Babble Best Picks:
2011 Minivans for the Family
Want to know the difference between all the minivans on the market? Babble asked me take each of them out for a spin to figure out which were best for which families. Most minivans got a thorough refresh this year, and many received better interior materials, more power, and higher fuel economy. After cargo capacity, safety is typically a minivan shopper's main concern. These large family haulers tend to do well on crash safety tests, and we included the results from the Insurance Institute of Highway Safety's independent crash test results. To find out what others thought, we added the Consumer Reports score and their Customer Satisfaction rating when available as well.
We hope you find this information helpful in your search for a family crossover. Don't see your favorite vehicle on the list? Nominate it here! - Liane Yvkoff
Best minivan overall | 2011 Honda Odyssey
MSRP: $27,800- $43,250
FUEL ECONOMY: 19/28
A lot of minivans say they drive like a regular car, but the 2011 Honda Odyssey comes the closest to backing up that claim. With 248-hp from its V6 engine and drying dynamics borrowed from the Honda Accord, the Odyssey is actually pretty fun to drive. In fact, until you look in the rear-view mirror, you may even forget that you’re driving a minivan.
Flowing lines, arched windows, and visible sliding door rails make the Honda Odyssey the most aggressively styled minivan on the market. Its unconventional window design may not appeal to some buyers, but the draw of the minivan is inside the vehicle, not out.
The Honda has a lot of mom- and family-friendly features, including a hook in the front passenger footwell that holds a purse, or more likely, a plastic garbage bag. An A/C-cooled compartment in the center stack can keep bottles and snacks chilled on hot days.
SEATING + STORAGE
What sets the Odyssey apart from other minivans are its expandable second-row seats. The three seats can expand farther apart from each other so you can fit three car seats across the second row if needed. And if junior is strapped in the middle seat, parents will love that it slides forward, bringing it closer to the front row.
Like other minivans, the Odyssey offers ample cargo room. But instead of fancy powerfold seats, Honda keeps its simple with straps that fold the third-row seats flat into the floor. However, second row only seats tilt forward.
ENTERTAINMENT + NAVIGATION
The 8″ navigation screen offers some voice-activated capability, including the ability to select songs on an iPod, but it was easier to input and select options using the dial.

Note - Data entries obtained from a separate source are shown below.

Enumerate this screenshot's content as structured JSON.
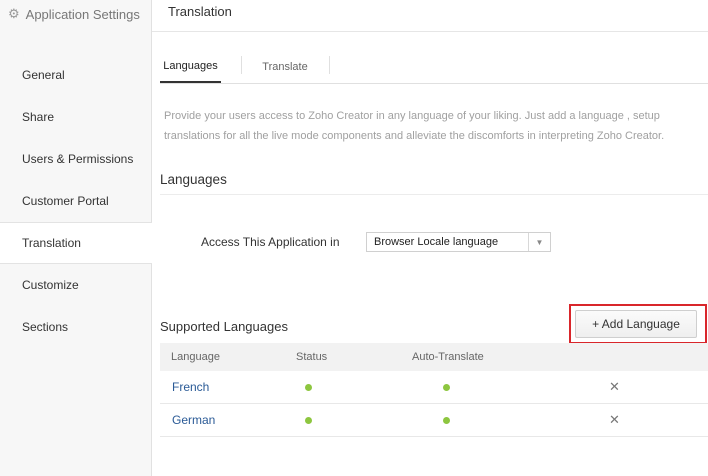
{
  "sidebar": {
    "header": "Application Settings",
    "items": [
      {
        "label": "General",
        "active": false
      },
      {
        "label": "Share",
        "active": false
      },
      {
        "label": "Users & Permissions",
        "active": false
      },
      {
        "label": "Customer Portal",
        "active": false
      },
      {
        "label": "Translation",
        "active": true
      },
      {
        "label": "Customize",
        "active": false
      },
      {
        "label": "Sections",
        "active": false
      }
    ]
  },
  "header": {
    "title": "Translation"
  },
  "tabs": [
    {
      "label": "Languages",
      "active": true
    },
    {
      "label": "Translate",
      "active": false
    }
  ],
  "description": "Provide your users access to Zoho Creator in any language of your liking. Just add a language , setup translations for all the live mode components and alleviate the discomforts in  interpreting Zoho Creator.",
  "languages_section": {
    "title": "Languages",
    "access_label": "Access This Application in",
    "access_value": "Browser Locale language"
  },
  "supported_section": {
    "title": "Supported Languages",
    "add_button": "+ Add Language",
    "columns": [
      "Language",
      "Status",
      "Auto-Translate"
    ],
    "rows": [
      {
        "language": "French",
        "status": "active",
        "auto_translate": "active"
      },
      {
        "language": "German",
        "status": "active",
        "auto_translate": "active"
      }
    ]
  },
  "colors": {
    "accent_dot": "#8dc63f",
    "highlight": "#d9262b",
    "link": "#2a5a96"
  }
}
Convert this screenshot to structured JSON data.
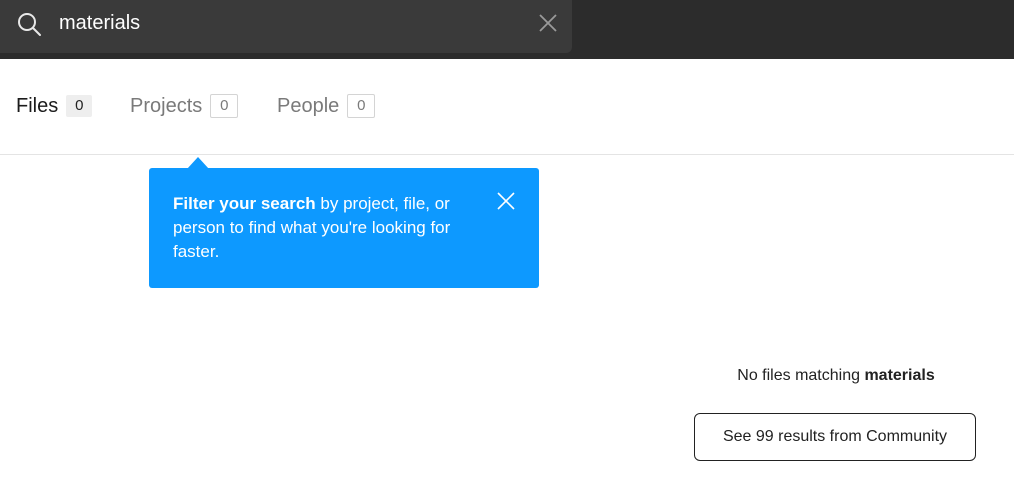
{
  "search": {
    "value": "materials",
    "icon": "search-icon",
    "clear_icon": "close-icon"
  },
  "tabs": [
    {
      "label": "Files",
      "count": "0",
      "active": true
    },
    {
      "label": "Projects",
      "count": "0",
      "active": false
    },
    {
      "label": "People",
      "count": "0",
      "active": false
    }
  ],
  "tooltip": {
    "bold_text": "Filter your search",
    "text": " by project, file, or person to find what you're looking for faster.",
    "close_icon": "close-icon",
    "color": "#0d99ff"
  },
  "empty_state": {
    "prefix": "No files matching ",
    "query": "materials",
    "button_label": "See 99 results from Community"
  },
  "colors": {
    "topbar": "#2c2c2c",
    "searchbox": "#3a3a3a",
    "accent": "#0d99ff"
  }
}
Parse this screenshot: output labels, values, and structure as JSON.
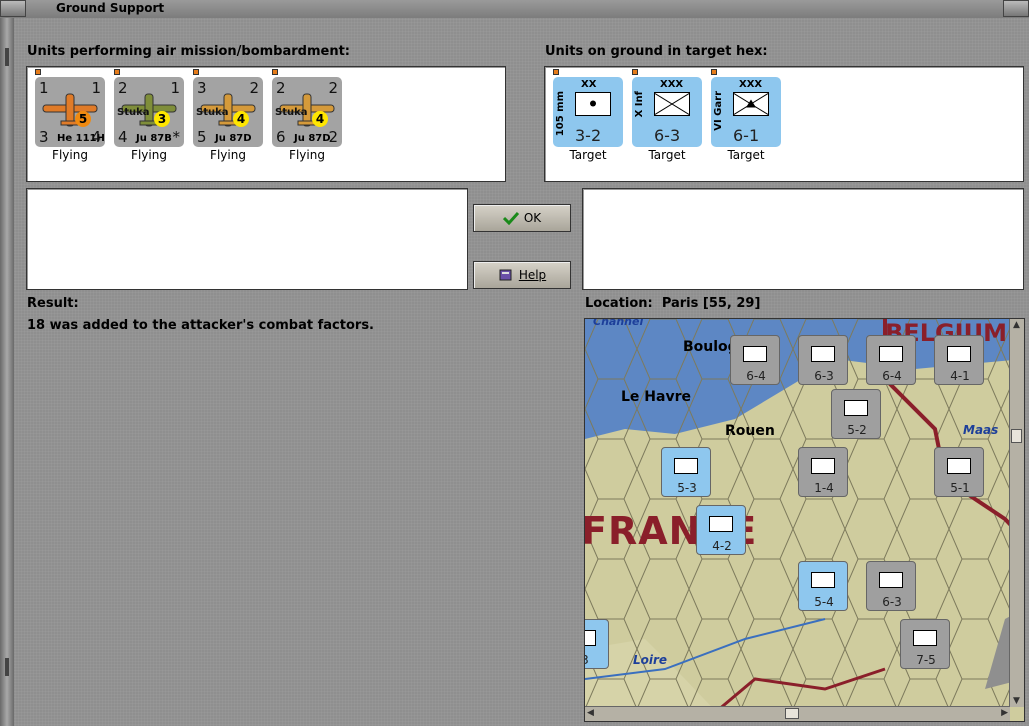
{
  "window": {
    "title": "Ground Support"
  },
  "left_label": "Units performing air mission/bombardment:",
  "right_label": "Units on ground in target hex:",
  "air_units": [
    {
      "top_left": "1",
      "top_right": "1",
      "bottom_left": "3",
      "bottom_right": "4",
      "aircraft": "He 111H",
      "extra_label": "",
      "badge": "5",
      "badge_color": "#f08a10",
      "camo": "orange",
      "status": "Flying"
    },
    {
      "top_left": "2",
      "top_right": "1",
      "bottom_left": "4",
      "bottom_right": "*",
      "aircraft": "Ju 87B",
      "extra_label": "Stuka",
      "badge": "3",
      "badge_color": "#ffe600",
      "camo": "green",
      "status": "Flying"
    },
    {
      "top_left": "3",
      "top_right": "2",
      "bottom_left": "5",
      "bottom_right": "",
      "aircraft": "Ju 87D",
      "extra_label": "Stuka",
      "badge": "4",
      "badge_color": "#ffe600",
      "camo": "tan",
      "status": "Flying"
    },
    {
      "top_left": "2",
      "top_right": "2",
      "bottom_left": "6",
      "bottom_right": "2",
      "aircraft": "Ju 87D",
      "extra_label": "Stuka",
      "badge": "4",
      "badge_color": "#ffe600",
      "camo": "tan",
      "status": "Flying"
    }
  ],
  "ground_units": [
    {
      "size": "XX",
      "side_label": "105 mm",
      "symbol": "artillery",
      "strength": "3-2",
      "status": "Target"
    },
    {
      "size": "XXX",
      "side_label": "X Inf",
      "symbol": "infantry",
      "strength": "6-3",
      "status": "Target"
    },
    {
      "size": "XXX",
      "side_label": "VI Garr",
      "symbol": "garrison",
      "strength": "6-1",
      "status": "Target"
    }
  ],
  "buttons": {
    "ok": "OK",
    "help": "Help"
  },
  "result": {
    "label": "Result:",
    "text": "18 was added to the attacker's combat factors."
  },
  "location": {
    "label": "Location:",
    "value": "Paris  [55, 29]"
  },
  "map": {
    "places": [
      "Boulogne",
      "Le Havre",
      "Rouen",
      "Maas",
      "Loire",
      "Channel"
    ],
    "regions": [
      "FRANCE",
      "BELGIUM"
    ],
    "counters": [
      "6-4",
      "6-3",
      "6-4",
      "4-1",
      "5-2",
      "5-3",
      "1-4",
      "5-1",
      "4-2",
      "5-4",
      "6-3",
      "7-5",
      "3"
    ]
  }
}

Entertainment-wise, the Odyssey went with an ultra-wide split screen on its top-of-the line model rather than two independent screens in the second and third rows. The screen shows side-by-side pictures, which is helpful if you have two little ones who both want to be in the second row but watch different videos or play different games. (It also makes room for a moon roof.)